While the common causes of heater smell discussed above are the most frequent culprits, there are a few other less common causes that are worth mentioning:

Gas leakage

If you notice the smell of gas when you turn on your heater, it is crucial to take immediate action. A gas leakage can be extremely dangerous and poses a significant risk of fire or explosion. It is important to shut off the gas supply, open windows for ventilation, and contact a professional to address the issue as soon as possible.

Rodent infestation

Rodents can sometimes find their way into your heating system and create a distinct and unpleasant smell. They may nest, leave droppings, or even chew on the wires and other components of the heater. If you suspect a rodent infestation, it is advisable to have a professional remove the rodents and thoroughly clean the heating system.

Chemical odor from paint or cleaning products

If you have recently painted or used cleaning products in the vicinity of your heater, you may notice a chemical odor when the heater is turned on. This odor can linger for some time, especially if the products used contained strong chemicals. To remove the chemical odor, ensure that the area is well-ventilated and consider using air fresheners or odor absorbers.

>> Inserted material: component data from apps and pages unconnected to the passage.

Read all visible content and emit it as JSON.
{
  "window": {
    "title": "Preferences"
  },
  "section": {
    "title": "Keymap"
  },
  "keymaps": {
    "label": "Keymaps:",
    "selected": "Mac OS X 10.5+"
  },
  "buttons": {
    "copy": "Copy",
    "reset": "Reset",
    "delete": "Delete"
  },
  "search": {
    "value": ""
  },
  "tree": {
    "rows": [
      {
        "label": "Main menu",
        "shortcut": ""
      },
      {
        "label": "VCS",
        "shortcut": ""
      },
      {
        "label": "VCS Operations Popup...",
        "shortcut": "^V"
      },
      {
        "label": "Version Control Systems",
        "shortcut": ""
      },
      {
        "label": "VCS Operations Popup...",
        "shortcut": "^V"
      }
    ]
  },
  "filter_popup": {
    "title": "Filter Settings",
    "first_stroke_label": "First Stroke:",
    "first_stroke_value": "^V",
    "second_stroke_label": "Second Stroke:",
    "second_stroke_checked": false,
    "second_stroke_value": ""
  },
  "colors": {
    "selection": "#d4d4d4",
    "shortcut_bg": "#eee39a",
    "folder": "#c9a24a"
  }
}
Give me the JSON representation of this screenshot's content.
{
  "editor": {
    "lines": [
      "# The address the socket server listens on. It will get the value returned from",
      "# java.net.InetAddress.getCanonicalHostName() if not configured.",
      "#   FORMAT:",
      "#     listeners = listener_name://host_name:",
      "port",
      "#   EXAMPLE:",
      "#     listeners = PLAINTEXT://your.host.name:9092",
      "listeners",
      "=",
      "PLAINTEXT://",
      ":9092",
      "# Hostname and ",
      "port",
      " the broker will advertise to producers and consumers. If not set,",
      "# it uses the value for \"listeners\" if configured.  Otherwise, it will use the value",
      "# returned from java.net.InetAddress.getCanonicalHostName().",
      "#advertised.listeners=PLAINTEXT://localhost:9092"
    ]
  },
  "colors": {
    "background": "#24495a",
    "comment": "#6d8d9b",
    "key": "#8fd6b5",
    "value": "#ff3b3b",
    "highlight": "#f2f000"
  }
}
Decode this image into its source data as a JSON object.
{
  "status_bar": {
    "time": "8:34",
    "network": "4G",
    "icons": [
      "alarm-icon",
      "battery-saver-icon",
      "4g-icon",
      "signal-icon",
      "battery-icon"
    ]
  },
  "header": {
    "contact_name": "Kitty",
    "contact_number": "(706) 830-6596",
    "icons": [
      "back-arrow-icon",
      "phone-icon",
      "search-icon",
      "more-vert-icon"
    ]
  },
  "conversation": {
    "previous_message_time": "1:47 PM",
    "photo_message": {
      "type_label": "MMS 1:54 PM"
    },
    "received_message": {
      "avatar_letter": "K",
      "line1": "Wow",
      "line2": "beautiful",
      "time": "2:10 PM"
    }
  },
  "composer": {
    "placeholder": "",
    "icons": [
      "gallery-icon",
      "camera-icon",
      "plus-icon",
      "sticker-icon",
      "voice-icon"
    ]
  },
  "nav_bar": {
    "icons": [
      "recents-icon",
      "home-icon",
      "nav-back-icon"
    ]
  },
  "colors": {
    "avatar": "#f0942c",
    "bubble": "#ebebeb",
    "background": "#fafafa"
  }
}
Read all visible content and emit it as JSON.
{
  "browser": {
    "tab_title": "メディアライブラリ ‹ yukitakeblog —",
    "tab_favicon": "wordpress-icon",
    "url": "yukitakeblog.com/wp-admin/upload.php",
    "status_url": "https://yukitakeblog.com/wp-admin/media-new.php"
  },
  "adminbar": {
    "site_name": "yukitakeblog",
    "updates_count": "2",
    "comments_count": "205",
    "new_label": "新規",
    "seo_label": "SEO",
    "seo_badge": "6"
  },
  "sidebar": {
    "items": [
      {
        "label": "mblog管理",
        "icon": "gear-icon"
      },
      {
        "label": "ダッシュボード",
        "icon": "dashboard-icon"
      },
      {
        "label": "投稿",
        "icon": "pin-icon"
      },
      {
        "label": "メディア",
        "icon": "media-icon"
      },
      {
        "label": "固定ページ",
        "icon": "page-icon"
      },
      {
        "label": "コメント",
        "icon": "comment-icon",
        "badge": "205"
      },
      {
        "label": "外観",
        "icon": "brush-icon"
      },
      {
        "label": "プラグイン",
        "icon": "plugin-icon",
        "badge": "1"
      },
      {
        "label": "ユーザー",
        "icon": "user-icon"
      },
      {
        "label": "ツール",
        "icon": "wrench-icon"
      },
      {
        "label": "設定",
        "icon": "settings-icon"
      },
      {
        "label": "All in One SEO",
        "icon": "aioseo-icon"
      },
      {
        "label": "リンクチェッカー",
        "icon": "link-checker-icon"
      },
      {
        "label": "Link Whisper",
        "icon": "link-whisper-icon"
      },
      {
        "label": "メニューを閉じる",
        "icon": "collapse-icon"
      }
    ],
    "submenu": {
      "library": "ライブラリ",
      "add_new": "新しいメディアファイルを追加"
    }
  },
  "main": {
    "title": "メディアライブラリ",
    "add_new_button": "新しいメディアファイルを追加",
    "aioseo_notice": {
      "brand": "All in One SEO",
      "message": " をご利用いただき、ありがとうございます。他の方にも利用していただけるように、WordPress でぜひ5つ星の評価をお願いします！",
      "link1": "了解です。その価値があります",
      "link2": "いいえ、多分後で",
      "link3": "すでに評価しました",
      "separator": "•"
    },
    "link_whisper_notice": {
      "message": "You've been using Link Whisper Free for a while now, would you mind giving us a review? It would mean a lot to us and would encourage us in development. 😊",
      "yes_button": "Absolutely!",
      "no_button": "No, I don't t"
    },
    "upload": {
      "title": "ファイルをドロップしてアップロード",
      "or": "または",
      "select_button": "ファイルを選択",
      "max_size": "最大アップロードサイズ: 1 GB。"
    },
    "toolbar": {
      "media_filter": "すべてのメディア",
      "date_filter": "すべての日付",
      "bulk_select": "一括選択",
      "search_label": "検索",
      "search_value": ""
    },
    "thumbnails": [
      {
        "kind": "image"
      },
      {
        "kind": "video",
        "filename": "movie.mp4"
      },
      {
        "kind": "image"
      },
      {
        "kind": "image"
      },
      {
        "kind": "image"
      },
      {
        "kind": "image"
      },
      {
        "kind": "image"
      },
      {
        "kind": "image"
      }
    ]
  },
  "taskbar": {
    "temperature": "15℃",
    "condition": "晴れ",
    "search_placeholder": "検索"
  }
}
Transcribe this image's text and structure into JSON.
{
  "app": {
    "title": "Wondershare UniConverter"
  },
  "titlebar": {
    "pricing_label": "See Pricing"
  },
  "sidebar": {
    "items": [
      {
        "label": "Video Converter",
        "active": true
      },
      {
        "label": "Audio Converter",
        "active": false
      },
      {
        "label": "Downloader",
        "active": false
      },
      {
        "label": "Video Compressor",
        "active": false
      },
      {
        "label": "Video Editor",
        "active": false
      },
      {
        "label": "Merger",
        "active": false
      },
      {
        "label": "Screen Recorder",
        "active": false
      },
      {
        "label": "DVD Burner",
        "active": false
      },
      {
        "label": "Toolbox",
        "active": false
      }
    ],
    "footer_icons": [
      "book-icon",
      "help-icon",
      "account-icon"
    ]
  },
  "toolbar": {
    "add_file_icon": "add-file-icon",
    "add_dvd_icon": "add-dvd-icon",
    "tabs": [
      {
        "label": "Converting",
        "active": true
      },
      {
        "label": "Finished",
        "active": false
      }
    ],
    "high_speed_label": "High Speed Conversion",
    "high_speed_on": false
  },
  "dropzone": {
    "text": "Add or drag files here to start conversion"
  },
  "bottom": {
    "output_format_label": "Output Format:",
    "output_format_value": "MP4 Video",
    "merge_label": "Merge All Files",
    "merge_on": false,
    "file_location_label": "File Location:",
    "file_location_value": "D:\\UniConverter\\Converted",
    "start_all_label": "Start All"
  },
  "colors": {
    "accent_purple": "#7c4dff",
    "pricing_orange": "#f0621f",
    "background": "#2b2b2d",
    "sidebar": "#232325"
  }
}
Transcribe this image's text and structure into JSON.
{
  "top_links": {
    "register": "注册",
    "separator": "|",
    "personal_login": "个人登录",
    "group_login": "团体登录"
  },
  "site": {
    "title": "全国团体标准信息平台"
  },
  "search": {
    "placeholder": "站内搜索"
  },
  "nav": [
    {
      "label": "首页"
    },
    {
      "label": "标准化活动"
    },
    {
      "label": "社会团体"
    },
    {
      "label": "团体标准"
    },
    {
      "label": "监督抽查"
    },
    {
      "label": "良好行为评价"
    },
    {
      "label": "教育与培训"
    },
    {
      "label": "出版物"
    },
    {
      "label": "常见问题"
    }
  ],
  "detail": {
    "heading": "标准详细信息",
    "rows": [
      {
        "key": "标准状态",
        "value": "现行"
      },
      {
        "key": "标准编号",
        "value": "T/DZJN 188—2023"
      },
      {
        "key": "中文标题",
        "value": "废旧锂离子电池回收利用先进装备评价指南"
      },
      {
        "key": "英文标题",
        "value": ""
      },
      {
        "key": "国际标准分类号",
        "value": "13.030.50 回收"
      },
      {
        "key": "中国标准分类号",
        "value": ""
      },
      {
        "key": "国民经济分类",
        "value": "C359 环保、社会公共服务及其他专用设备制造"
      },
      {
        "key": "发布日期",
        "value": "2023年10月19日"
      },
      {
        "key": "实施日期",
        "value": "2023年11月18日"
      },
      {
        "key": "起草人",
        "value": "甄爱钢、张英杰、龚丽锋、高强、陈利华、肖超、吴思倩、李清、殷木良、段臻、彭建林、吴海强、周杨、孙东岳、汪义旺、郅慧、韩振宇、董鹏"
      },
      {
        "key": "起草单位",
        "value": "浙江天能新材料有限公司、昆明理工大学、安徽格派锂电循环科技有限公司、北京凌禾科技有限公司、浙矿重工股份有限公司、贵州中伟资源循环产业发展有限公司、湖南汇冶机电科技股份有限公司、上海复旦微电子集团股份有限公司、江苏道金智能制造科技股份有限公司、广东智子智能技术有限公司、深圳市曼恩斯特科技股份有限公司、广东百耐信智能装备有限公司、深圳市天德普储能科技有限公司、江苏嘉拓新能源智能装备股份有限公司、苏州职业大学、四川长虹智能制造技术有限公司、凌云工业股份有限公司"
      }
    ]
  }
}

In conclusion, various factors can contribute to the smell emanating from your heater when you first turn it on. While some causes are relatively harmless, others can indicate more severe issues that require professional attention. By understanding the common causes of heater smell and taking appropriate measures to prevent and address them, you can ensure a safe and comfortable heating experience.